“The Winding Stair Mountain Blues”—though perhaps the most energetic Troubadours track yet—and a necessary scorcher to imbue the album with spice—felt a little to close to the approach of their previous song “Before The Devil Knows We’re Dead.” But this is about the only flimsy criticism a fine tooth comb exposes in this record. A Long Way From Your Heart is also balanced out by new sounds from the band in songs like “Something To Hold On To,” which has almost a mid 80’s warmified style not indicative of traditional Turnpike tunes, but timely and perfectly textured to keep the Turnpike sound fresh. “The Hard Way” and “Unrung” anchor the album with solid songwriting. And if you’re looking for that one selection that may go right beside “7&7” and “Good Lord Lorrie” as a song that will put Turnpike in the canon of country music history (and make your girlfriend or wife swoon), “Pay No Rent” might be the guilty party.
The problem that remains with the Turnpike Troubadours has nothing to do with their own efforts. It is confounding issue of why their music hasn’t risen to the household name recognition it seems to deserve. The press seems woefully unaware of the fan base they’ve amassed, and the effect of the music upon them. The written material accompanying the release of various songs ahead of this project was fairly lacking. Their Wikipedia page remains a thumbnail. And if you didn’t know any better, you would almost think someone is trying to keep the Turnpike Troubadours as Texas/Red Dirt’s best kept secret.
Part of the problem is the regional strategy that holds a lot of Texoma-based bands back. When you can pack out houses with four figure crowds across a few states, why slag it out in the extremities of the map for a few hundred hearty fans? But you have to open those markets; you have to put that service time in. The Turnpike Troubadours have tried to do that, including a recent trek to the U.K. and Europe. But it has to also be accompanied by someone telling your story. Even more than most, the Turnpike Troubadours are a narrative-based band. The music may be infectious, but for the the full-bodied experience, you must delve into the story of the songs, and of the band itself, and how they intertwine. While you see big write ups in major periodicals for other artists half as talented, Turnpike’s only talked about in the same old haunts.
Time has well past where the Turnpike Troubadours should graduate to the big leagues, where they should be mentioned right beside the other titans of independent country, and tickling the mainstream. Why couldn’t you play a Turnpike Troubadours song on mainstream radio? Their influence already is on that level. You hear the bones of Turnpike writing and song structures in a dozen bands in Texas and beyond, more so than you do so-called more successful artists. The Turnpike Troubadours are their own subgenre. It’s a sound that leans heavy on fiddle and substantive songwriting, and that peer influence has raised the quality of country music across the board in recent years.
Before the accolades start to feel like platitudes, and the reasons become excuses, the Turnpike Troubadours should find their place in the national narrative.
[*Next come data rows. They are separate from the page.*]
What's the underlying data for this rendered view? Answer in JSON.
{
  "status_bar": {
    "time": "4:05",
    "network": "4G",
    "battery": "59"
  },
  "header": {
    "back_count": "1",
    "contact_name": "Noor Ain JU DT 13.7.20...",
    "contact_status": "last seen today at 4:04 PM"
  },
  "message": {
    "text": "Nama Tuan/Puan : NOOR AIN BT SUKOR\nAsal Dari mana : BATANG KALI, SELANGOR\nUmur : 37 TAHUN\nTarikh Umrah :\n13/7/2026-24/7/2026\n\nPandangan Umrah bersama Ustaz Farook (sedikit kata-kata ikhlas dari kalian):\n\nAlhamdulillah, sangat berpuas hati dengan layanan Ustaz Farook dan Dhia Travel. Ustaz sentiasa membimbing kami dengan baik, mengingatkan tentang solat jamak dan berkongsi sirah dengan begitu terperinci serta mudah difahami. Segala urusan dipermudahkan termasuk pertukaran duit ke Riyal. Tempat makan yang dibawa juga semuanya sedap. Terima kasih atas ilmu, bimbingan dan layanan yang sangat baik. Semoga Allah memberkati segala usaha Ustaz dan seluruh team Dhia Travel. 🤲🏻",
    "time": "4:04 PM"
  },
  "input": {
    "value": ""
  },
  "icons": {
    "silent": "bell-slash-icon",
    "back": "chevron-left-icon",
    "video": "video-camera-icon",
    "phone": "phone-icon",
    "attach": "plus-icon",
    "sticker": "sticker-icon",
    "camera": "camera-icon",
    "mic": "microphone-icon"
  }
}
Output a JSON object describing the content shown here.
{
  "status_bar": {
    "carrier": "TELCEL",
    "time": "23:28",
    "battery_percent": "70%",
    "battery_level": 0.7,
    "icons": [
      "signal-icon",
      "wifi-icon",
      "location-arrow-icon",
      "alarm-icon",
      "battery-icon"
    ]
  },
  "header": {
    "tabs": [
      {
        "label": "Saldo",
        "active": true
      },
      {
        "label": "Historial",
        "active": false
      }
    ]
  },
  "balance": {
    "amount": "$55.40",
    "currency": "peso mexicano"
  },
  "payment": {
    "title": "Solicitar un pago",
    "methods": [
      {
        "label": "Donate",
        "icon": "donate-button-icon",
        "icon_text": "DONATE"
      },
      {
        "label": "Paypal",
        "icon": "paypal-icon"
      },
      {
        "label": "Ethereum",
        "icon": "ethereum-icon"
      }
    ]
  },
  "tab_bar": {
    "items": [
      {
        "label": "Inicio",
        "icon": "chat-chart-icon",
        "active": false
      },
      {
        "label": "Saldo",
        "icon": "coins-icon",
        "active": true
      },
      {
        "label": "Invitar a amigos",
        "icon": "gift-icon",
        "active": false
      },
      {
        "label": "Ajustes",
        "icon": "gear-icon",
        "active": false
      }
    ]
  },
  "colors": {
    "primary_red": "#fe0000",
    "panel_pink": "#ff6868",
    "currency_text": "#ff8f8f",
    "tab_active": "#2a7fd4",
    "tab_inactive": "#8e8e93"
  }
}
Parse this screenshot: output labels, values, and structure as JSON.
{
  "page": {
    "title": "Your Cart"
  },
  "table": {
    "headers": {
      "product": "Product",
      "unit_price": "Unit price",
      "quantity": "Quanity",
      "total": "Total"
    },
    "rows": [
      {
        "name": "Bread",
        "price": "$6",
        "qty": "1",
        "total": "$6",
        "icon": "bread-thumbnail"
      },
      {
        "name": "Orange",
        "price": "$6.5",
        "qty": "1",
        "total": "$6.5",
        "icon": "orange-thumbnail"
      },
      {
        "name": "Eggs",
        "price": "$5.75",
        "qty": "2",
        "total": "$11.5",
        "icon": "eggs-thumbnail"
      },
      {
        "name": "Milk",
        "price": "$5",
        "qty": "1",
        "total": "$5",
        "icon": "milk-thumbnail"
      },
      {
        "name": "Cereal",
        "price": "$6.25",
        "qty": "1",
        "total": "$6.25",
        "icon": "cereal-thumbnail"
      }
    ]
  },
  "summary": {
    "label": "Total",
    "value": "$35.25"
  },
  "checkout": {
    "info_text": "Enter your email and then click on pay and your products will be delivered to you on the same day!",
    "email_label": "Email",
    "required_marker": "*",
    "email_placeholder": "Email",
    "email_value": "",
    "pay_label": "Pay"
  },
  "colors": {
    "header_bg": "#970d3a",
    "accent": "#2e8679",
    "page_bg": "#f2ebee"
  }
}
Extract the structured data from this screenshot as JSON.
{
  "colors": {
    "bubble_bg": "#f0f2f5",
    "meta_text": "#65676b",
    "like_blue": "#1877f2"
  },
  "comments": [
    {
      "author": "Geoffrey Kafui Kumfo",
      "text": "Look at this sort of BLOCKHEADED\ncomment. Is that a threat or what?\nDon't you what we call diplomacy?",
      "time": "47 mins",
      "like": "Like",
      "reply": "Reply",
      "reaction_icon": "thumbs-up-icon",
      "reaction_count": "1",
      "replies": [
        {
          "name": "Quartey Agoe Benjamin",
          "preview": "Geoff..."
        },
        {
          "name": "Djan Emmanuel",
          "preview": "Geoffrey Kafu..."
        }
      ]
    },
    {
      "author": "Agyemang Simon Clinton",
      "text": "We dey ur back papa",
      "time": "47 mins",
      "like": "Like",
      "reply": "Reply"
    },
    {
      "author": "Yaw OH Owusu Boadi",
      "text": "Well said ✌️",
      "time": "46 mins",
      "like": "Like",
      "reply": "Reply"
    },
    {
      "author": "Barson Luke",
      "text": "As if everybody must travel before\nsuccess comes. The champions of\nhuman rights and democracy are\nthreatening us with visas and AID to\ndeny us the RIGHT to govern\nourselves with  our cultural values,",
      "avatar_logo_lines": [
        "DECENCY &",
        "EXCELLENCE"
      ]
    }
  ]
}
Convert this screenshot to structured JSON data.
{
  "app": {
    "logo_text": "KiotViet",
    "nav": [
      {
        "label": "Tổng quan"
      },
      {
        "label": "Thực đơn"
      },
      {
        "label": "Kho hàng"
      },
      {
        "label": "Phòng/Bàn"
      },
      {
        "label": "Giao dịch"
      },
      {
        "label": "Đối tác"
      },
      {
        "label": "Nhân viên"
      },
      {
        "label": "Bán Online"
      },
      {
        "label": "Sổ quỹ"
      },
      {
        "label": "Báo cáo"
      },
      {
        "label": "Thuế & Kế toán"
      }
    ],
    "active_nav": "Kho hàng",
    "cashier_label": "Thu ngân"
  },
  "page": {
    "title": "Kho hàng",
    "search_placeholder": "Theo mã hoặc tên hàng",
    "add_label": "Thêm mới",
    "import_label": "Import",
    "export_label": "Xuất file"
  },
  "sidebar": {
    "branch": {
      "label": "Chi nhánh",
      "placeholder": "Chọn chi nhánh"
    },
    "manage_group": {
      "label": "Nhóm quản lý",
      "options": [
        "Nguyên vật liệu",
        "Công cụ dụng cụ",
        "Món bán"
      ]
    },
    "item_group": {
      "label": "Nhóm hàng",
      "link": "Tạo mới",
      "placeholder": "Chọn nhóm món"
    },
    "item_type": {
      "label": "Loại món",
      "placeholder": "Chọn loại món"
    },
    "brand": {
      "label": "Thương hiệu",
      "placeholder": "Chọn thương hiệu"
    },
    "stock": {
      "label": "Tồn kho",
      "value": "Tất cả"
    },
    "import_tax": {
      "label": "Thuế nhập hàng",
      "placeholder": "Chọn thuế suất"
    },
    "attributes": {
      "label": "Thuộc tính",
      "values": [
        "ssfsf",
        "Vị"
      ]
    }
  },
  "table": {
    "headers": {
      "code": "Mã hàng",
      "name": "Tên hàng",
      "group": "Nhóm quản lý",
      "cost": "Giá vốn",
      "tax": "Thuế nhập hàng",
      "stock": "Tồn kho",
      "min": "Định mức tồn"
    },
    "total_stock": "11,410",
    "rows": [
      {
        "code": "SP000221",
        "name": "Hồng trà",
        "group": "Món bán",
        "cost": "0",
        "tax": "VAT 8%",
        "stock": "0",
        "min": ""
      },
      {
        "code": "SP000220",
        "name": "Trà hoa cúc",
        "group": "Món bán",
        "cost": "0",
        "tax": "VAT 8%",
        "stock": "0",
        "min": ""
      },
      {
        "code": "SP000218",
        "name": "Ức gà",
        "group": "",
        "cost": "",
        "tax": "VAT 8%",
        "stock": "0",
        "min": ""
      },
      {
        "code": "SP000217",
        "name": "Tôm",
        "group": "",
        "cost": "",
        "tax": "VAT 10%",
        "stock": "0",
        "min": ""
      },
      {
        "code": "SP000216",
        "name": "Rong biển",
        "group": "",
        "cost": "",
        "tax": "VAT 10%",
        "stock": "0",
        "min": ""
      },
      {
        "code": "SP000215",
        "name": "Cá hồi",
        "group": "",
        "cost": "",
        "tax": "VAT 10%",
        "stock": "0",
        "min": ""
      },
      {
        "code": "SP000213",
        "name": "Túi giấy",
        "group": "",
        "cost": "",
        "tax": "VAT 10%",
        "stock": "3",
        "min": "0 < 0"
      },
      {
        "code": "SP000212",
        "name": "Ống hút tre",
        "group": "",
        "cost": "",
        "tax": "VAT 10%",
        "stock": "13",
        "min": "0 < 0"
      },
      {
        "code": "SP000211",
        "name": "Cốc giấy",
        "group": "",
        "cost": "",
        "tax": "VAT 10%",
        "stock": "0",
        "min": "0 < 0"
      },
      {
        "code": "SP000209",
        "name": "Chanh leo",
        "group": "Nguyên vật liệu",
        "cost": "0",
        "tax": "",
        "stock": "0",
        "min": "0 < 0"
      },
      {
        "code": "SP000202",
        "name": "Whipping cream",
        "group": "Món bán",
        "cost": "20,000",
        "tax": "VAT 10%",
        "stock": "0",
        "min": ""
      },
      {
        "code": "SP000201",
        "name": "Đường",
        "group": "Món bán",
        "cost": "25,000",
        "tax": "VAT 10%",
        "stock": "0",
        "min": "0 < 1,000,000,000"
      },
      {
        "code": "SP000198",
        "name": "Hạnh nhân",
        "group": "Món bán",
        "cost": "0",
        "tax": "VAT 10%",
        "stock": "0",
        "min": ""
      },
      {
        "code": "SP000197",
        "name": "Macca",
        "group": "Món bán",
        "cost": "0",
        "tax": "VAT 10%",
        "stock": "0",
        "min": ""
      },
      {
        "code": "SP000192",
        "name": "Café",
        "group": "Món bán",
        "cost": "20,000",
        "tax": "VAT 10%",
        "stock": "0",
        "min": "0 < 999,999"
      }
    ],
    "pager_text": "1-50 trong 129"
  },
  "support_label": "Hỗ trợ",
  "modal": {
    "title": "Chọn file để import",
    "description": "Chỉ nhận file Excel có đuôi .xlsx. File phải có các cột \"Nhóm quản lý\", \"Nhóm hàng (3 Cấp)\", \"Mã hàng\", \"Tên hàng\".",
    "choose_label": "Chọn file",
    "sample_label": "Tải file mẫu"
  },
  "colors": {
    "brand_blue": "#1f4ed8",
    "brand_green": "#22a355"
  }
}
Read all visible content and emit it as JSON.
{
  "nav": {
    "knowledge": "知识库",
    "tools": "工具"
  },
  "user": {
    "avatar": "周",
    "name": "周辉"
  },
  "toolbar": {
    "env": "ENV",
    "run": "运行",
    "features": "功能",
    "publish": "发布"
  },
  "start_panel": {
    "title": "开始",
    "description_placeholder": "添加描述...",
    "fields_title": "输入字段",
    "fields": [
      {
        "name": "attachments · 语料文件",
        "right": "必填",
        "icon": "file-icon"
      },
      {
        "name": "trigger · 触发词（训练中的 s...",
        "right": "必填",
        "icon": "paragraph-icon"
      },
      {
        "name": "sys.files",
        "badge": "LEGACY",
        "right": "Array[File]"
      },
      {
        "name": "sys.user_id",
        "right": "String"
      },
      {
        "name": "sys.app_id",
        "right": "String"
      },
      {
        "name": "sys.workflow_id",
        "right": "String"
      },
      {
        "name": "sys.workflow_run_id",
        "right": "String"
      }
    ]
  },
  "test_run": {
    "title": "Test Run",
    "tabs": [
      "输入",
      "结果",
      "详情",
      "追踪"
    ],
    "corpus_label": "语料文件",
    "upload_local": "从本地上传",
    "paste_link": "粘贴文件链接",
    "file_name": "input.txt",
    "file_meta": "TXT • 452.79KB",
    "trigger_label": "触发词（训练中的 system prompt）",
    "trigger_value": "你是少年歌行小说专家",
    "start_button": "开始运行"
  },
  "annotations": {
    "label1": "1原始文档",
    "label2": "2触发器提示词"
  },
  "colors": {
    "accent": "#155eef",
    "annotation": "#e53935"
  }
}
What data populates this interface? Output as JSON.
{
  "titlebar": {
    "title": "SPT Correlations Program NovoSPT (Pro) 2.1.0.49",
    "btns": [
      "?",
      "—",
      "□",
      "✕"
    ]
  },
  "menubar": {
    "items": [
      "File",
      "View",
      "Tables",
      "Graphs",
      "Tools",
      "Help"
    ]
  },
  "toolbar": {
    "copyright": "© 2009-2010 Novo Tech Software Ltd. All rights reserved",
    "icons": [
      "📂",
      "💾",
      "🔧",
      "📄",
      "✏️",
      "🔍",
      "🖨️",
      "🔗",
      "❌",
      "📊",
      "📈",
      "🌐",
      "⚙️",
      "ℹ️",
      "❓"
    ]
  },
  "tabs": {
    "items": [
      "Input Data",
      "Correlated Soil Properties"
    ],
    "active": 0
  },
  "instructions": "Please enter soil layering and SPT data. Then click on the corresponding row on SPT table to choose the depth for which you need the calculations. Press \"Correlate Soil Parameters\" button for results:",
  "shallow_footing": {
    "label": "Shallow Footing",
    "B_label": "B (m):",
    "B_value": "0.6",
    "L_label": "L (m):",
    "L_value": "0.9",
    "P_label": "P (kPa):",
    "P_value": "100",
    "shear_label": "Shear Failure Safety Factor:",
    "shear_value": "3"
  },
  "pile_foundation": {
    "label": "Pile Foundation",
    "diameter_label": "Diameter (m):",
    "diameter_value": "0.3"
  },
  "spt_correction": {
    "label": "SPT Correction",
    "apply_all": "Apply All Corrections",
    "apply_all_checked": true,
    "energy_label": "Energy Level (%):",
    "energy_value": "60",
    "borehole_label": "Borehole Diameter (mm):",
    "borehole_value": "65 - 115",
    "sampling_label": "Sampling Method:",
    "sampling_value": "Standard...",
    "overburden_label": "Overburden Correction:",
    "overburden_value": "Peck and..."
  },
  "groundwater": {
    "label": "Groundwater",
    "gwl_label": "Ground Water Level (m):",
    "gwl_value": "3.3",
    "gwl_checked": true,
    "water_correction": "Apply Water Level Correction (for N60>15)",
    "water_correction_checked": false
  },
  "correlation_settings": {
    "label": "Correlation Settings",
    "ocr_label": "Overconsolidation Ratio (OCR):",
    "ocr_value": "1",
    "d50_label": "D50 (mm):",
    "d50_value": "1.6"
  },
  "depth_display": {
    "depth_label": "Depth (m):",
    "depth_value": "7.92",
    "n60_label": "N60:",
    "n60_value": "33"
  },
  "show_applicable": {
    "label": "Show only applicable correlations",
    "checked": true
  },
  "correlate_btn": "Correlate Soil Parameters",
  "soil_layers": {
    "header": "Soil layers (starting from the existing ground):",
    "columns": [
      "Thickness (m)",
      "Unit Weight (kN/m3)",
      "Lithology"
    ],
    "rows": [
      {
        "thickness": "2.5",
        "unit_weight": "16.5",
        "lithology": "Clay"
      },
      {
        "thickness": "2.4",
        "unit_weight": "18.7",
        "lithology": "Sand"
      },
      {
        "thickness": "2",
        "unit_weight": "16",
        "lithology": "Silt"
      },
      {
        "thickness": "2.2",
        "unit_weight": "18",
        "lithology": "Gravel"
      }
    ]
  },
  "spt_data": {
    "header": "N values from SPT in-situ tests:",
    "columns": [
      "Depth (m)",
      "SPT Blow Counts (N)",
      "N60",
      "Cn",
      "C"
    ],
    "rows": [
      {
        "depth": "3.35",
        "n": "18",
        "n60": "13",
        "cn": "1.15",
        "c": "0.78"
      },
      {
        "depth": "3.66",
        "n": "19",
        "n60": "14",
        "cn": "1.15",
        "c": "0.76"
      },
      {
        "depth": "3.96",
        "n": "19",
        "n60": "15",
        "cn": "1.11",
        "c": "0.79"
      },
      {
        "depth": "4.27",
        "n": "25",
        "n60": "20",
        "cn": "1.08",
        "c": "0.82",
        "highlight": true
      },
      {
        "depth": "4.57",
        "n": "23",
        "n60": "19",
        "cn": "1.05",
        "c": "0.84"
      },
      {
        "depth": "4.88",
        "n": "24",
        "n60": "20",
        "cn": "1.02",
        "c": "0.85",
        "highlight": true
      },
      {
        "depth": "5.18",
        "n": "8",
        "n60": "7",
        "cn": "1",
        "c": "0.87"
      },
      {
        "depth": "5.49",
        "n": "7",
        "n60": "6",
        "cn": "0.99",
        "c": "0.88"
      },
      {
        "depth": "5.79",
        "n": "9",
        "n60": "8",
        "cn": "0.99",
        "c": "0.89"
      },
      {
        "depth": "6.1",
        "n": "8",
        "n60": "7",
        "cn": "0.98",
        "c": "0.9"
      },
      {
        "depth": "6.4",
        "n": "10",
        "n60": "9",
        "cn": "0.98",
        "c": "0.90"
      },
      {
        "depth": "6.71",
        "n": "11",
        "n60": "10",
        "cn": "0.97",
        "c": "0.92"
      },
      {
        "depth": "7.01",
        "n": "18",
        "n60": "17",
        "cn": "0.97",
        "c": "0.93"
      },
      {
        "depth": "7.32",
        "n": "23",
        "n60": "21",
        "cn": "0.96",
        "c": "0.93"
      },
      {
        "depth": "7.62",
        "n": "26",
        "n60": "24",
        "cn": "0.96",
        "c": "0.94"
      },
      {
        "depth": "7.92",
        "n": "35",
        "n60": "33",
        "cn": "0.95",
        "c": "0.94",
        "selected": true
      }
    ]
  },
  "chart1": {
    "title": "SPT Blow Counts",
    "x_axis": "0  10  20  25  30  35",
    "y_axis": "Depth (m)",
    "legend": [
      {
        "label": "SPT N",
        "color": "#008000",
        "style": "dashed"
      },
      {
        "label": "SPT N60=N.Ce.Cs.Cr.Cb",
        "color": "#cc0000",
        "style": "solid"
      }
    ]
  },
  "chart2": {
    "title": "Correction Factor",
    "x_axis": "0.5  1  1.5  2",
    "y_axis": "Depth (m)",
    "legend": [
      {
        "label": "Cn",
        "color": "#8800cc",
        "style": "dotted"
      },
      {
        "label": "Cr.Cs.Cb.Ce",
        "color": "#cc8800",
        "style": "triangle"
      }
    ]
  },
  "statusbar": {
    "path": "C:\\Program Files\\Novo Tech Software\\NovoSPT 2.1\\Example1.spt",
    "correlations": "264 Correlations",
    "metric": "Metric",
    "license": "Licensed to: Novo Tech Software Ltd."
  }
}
Because country music needs them. The Turnpike Troubadours are the band for right here, right now, delivering everything you want, saddled by nothing you don’t need; handsome, cool, relevant, fun, infectious, and smart. The Turnpike Troubadours are the greatest band in country music right now, and A Long Way From Your Heart very well might be their best record yet.
Two guns Up.
– – – – – – – –